Competitive deals can make your quarter if you’re a merger arbitrage professional. If you get two companies bidding against each other, a 1% gross spread can easily become a 10% gross spread by the time everything is said and done. We saw that happen in the Salix Pharmaceuticals deal.
Could a competitor break up the SanDisk-Western Digital merger?
We don’t know if SanDisk (SNDK) ran a process to sell the company. Companies typically refer to the sale process as “examining strategic alternatives.” Usually you don’t get any definitive answers until the preliminary proxy statement comes out. As part of the preliminary proxy statement, there’s always a section regarding the background to the merger. That’s where you find out if the seller ran a process. If the seller did run a process, then it is unlikely another buyer will emerge. Note that since this deal appears to have some antitrust issues, a potential buyer may prefer to wait and see how the regulatory process plays out before making a move.
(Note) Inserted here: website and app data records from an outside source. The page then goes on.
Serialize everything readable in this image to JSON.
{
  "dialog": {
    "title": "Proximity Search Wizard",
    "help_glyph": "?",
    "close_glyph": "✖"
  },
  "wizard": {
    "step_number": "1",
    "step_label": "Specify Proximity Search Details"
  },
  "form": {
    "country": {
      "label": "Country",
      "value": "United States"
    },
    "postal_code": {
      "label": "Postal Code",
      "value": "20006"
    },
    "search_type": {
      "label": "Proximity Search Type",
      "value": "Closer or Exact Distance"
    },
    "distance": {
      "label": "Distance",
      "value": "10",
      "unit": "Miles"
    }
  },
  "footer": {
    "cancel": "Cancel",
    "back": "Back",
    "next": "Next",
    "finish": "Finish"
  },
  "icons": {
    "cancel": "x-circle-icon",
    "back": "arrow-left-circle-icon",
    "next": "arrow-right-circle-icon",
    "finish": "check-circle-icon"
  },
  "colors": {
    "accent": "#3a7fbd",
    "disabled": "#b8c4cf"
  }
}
Arbitrageurs often compare the price the acquirer is paying to the prices of other deals in the same industry. This is always more art than science, since no two companies are alike and interest rate environments change.
Comparative transactions in the technology sector should be treated with caution. Tech companies can command massive multiples when their technology is emerging and then low multiples when their technology is mature. For this reason, it is best to take deal multiples with a grain of salt. That said, here are some recent deals in the semiconductor space:
- PMC Sierra-Microsemi
- KLA-Tencor-Lam Research
- Broadcom-Avago Technologies
- Freescale Semiconductor-NXP Semiconductors
In this transaction, Western Digital is paying about 2.6x trailing-12-month revenues and 10.6x trailing-12-month EBITDA (earnings before interest, tax, depreciation, and amortization). These multiples are below the averages in the other transactions, which work out to be about 4.4x revenues and 23x EBITDA. Since every company is different and in a different phase in the technology cycle, it’s difficult to draw many conclusions. However, we can see that (a) WDC is not overpaying and (b) SNDK was trading a lot higher earlier in the year.